American Heritage® Dictionary of the English Language, Fifth Edition. Copyright © 2016 by Houghton Mifflin Harcourt Publishing Company. Published by Houghton Mifflin Harcourt Publishing Company. All rights reserved.
References in periodicals archive ?
[USPRwire, Fri Aug 30 2019] The product is listed under many names on the products such as acesulfame potassium, Ace-K or E950.
[ClickPress, Fri Aug 30 2019] The product is listed under many names on the products such as acesulfame potassium, Ace-K or E950.

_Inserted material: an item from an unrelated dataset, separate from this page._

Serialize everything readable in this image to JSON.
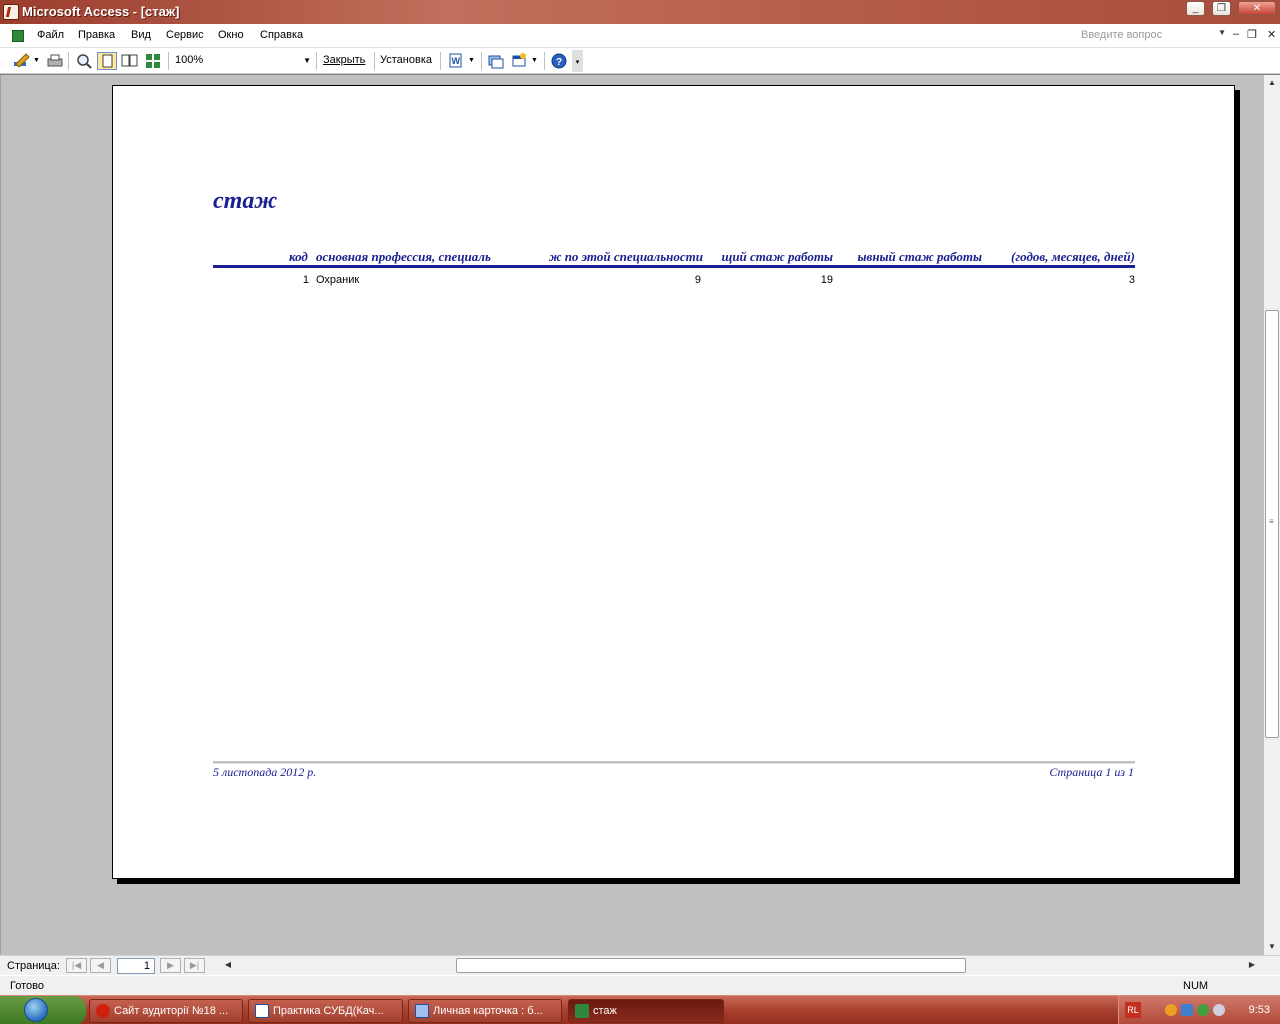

Axe of all the artificial and natural sweeteners to avoid are aspartame, sucralose, acesulfame, saccharin,A xylitol, maltodextrin, polydextrose, truvia, coconut sugar, honey, maple syrup, dates, blackstrap molasses and agave nectar.A
M2 PRESSWIRE-August 1, 2019-: Artificial Sweeteners (Aspartame, Acesulfame K, Saccharin, Sucralose, Neotame) Market - Global Growth, Trend and Forecast 2019-2024
The most common sweeteners approved for use in the UK include aspartame, saccharin, sucralose, Stevia, sorbitol, xylitol and acesulfame K.
The most common sweeteners approved for use include aspartame, saccharin, sucralose, Stevia, sorbitol, xylitol and acesulfame K.
No unsafe aspartame or sucralose or poorly tested acesulfame potassium.
Celanese Corporation announced it has been granted four new patents by the United States Patent and Trademark Office covering manufacturing process improvements to produce acesulfame potassium.
"Research suggests that synthetic sweeteners like Aspartame, Sucralose, Saccharin, Acesulfame Potassium and even Stevia might not be a great alternative to sugar.
Using rats as the study subjects, researchers at the Medical College of Wisconsin and Marquette University observed the effects of two types of sugar--glucose and fructose--and two types of artificial sweeteners--aspartame and acesulfame potassium.
Scientists at Marquette University, for example, compared the effects of high amounts of sugar and the sweeteners aspartame and acesulfame on mice that are genetically prone to get diabetes.